» TASK BRIEF:
Show every line of the data that includes the word "servlet".

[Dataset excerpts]
══════════════════════════════

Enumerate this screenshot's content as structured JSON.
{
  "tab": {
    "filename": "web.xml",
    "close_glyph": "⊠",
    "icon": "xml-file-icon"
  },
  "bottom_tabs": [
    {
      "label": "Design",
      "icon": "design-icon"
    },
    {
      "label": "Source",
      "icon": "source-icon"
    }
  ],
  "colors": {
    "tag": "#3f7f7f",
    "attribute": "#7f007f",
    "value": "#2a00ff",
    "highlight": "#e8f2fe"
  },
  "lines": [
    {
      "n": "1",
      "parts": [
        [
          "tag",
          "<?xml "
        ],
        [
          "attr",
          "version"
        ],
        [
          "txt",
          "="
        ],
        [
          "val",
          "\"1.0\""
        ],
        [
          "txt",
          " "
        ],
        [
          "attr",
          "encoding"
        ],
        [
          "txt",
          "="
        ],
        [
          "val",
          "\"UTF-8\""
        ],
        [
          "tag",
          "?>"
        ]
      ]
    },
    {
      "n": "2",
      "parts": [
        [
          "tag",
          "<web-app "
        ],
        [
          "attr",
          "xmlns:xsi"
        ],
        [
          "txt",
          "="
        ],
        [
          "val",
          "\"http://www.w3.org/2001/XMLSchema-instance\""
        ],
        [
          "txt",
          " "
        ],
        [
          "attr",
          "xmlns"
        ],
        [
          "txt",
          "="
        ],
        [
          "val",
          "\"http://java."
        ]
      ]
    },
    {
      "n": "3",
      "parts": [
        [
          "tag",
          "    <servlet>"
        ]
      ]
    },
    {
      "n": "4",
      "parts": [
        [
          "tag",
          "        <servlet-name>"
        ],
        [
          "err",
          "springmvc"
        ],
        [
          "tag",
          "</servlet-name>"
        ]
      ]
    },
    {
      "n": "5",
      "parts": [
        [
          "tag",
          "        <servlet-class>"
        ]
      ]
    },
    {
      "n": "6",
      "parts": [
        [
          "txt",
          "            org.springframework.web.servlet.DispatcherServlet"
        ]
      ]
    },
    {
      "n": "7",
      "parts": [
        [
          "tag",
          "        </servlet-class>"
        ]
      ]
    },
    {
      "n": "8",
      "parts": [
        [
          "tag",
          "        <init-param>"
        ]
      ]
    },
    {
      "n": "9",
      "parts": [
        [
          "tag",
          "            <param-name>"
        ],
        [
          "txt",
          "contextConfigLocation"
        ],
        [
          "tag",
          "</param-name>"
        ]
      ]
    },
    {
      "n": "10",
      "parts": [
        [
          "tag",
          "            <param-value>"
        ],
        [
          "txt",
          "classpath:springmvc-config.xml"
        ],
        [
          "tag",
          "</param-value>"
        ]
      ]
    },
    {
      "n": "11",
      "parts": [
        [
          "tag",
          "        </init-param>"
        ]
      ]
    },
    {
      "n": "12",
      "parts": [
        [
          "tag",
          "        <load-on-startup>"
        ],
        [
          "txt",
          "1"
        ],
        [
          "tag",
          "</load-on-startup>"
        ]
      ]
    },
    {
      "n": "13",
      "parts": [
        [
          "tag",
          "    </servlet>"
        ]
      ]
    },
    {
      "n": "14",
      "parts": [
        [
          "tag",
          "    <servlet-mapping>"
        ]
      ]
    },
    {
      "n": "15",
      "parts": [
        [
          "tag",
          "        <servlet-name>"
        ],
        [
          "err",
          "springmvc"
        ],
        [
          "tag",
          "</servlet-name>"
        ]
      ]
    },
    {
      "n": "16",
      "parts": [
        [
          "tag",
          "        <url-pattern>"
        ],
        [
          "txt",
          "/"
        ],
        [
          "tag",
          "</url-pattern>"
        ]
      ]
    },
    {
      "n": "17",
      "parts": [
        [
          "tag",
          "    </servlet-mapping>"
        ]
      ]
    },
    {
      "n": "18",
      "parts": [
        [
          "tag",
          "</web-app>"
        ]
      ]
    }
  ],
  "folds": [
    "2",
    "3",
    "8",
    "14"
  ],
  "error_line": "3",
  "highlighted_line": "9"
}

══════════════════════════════

» ANSWER TO THE PROBLEM:
          "    <servlet>"
          "        <servlet-name>"
          "</servlet-name>"
          "        <servlet-class>"
          "            org.springframework.web.servlet.DispatcherServlet"
          "        </servlet-class>"
          "    </servlet>"
          "    <servlet-mapping>"
          "        <servlet-name>"
          "</servlet-name>"
          "    </servlet-mapping>"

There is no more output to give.